Here are this week’s top finds:

Written

Passive income for the soul

  • Short and fun read. For some reason when you decide to drop all your goals and expectations for something to happen, you start appreciating the process a lot more. As a consequence you end up moving in the right direction towards your previously set goals. Weird but true.

Audio

Exploring Ayahuasca

  • I started listening to this series of podcasts where the Far Out guys talk about Ayahuasca. I’ve always wondered what the fuss was all about and this (plus another few episodes) goes in depth into what participating in a ceremony looks like. Very interesting.

Video

How 'The Last Dance' changed our perception of Michael Jordan

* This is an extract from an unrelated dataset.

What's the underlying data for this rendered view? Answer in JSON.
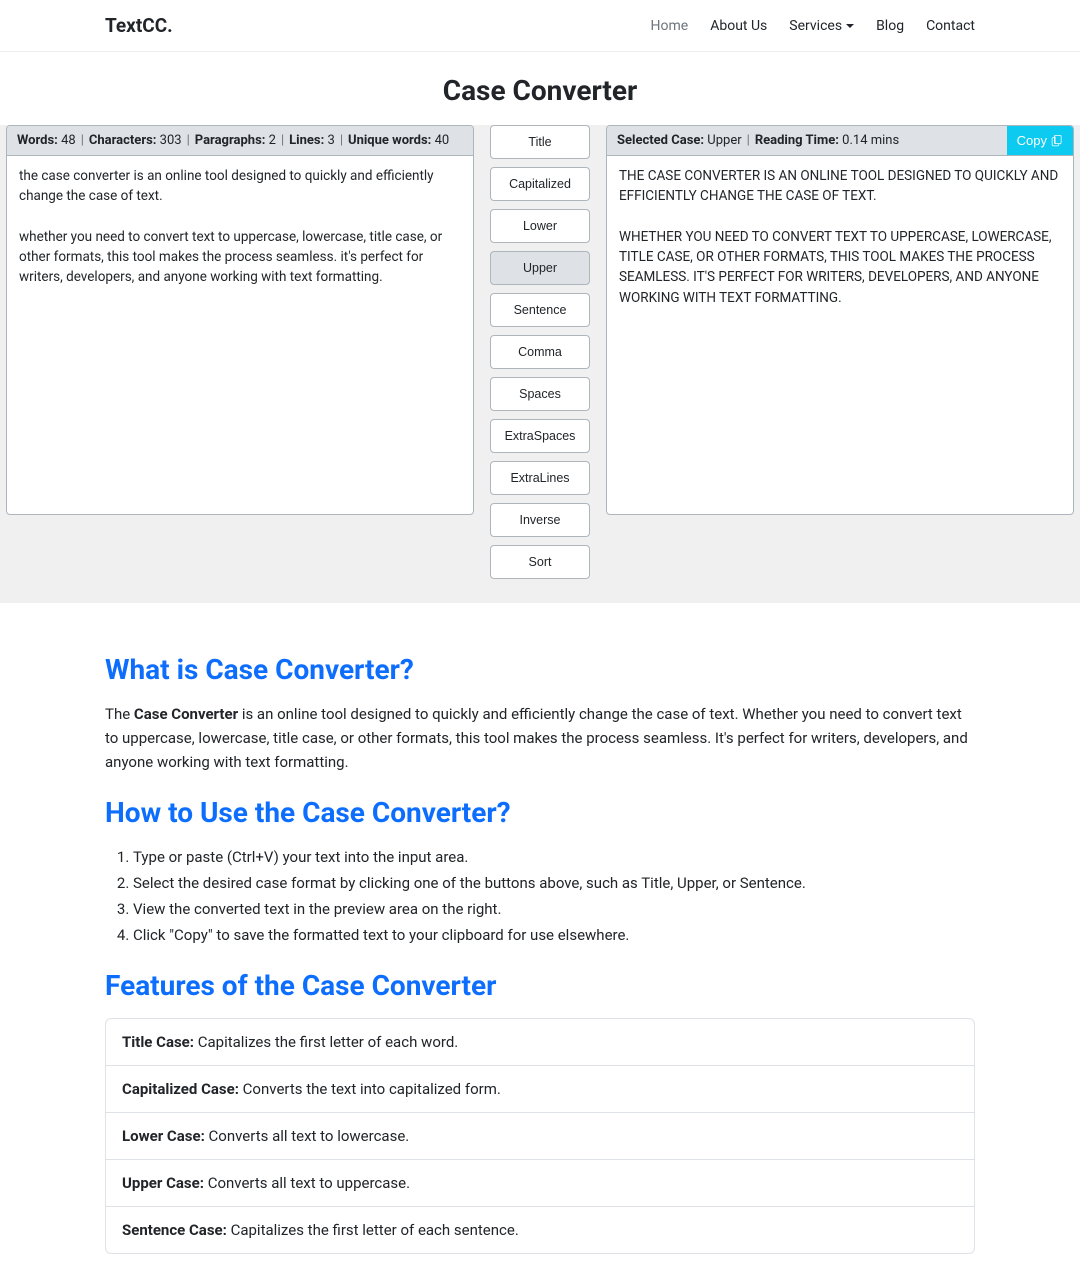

  • If you didn’t watch “The Last Dance” Netflix documentary I recommend you do. Here, former NBA players Tracy McGrady and Richard Jefferson talk about how the documentary changed their perception of Jordan and how the series can inspire younger generations.

Have an amazing week!

Chris